Vivid recounting of past outbreaks of plague, coupled with ominous predictions of man-made ones that may lie ahead.
Science journalist Orent, who worked on the English version of Igor Domaradskij’s memoir Biowarrior (not reviewed), opens with a visit to Obolensk, site of the lab where Domaradskij claims to have worked on turning plague and other diseases into biological weapons. His former colleague Lev Melnikov tells the author that her job is to scare the American public, to make them see the danger posed by genetically altered plague germs. Pursuing that goal with vigor, Orent argues here that while there is no proof that a highly lethal, vaccine- and antibiotic-resistant plague weapon has ever been made, the technology may now exist to produce it. She reports on what scientists currently know about the different forms of plague and the ways it is spread across species and from person to person. To familiarize readers with its horrors, she focuses on three great pandemics: the Justinian Plague of the sixth century, the medieval Black Death, and the early-20th century’s Third Pandemic, primarily in India and China. While records of the Justinian Plague are comparatively scanty, contemporary accounts of the Black Death illustrate the panic it created and the devastation that it wrought across Europe. (Of special interest are Orent’s descriptions of public health measures taken by Italian city-states.) Not until the Third Pandemic did researchers begin to unravel the disease’s mysteries, identifying the plague bacillus and discovering the connection among rodents, fleas, and humans. Natural plague can now be controlled through careful monitoring, medical treatment, and quarantine, but weaponized, genetically engineered plague remains a possibility, she argues. If we are to believe her Russian scientists, the seed strains still exist, and so does the scientific knowledge to turn plague into a bioweapon that could turn up in the hands of terrorists.
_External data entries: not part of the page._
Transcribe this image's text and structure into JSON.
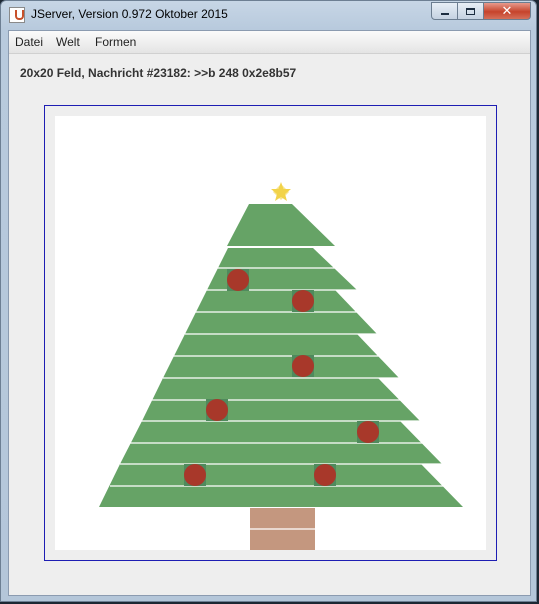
{
  "window": {
    "title": "JServer, Version 0.972 Oktober 2015",
    "controls": [
      "minimize",
      "maximize",
      "close"
    ]
  },
  "menu": {
    "items": [
      {
        "label": "Datei"
      },
      {
        "label": "Welt"
      },
      {
        "label": "Formen"
      }
    ]
  },
  "status": {
    "text": "20x20 Feld, Nachricht #23182: >>b 248 0x2e8b57"
  },
  "board": {
    "grid": "20x20",
    "colors": {
      "tree": "#66a366",
      "ornament": "#a8382a",
      "trunk": "#c4977f",
      "star": "#f2d34a",
      "border": "#1d1db3"
    },
    "icons": [
      "star-icon",
      "ornament-icon"
    ]
  }
}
Though hedged with qualifiers, Orent’s message is chilling, and her stories of previous epidemics make palpable the enormity of the threat.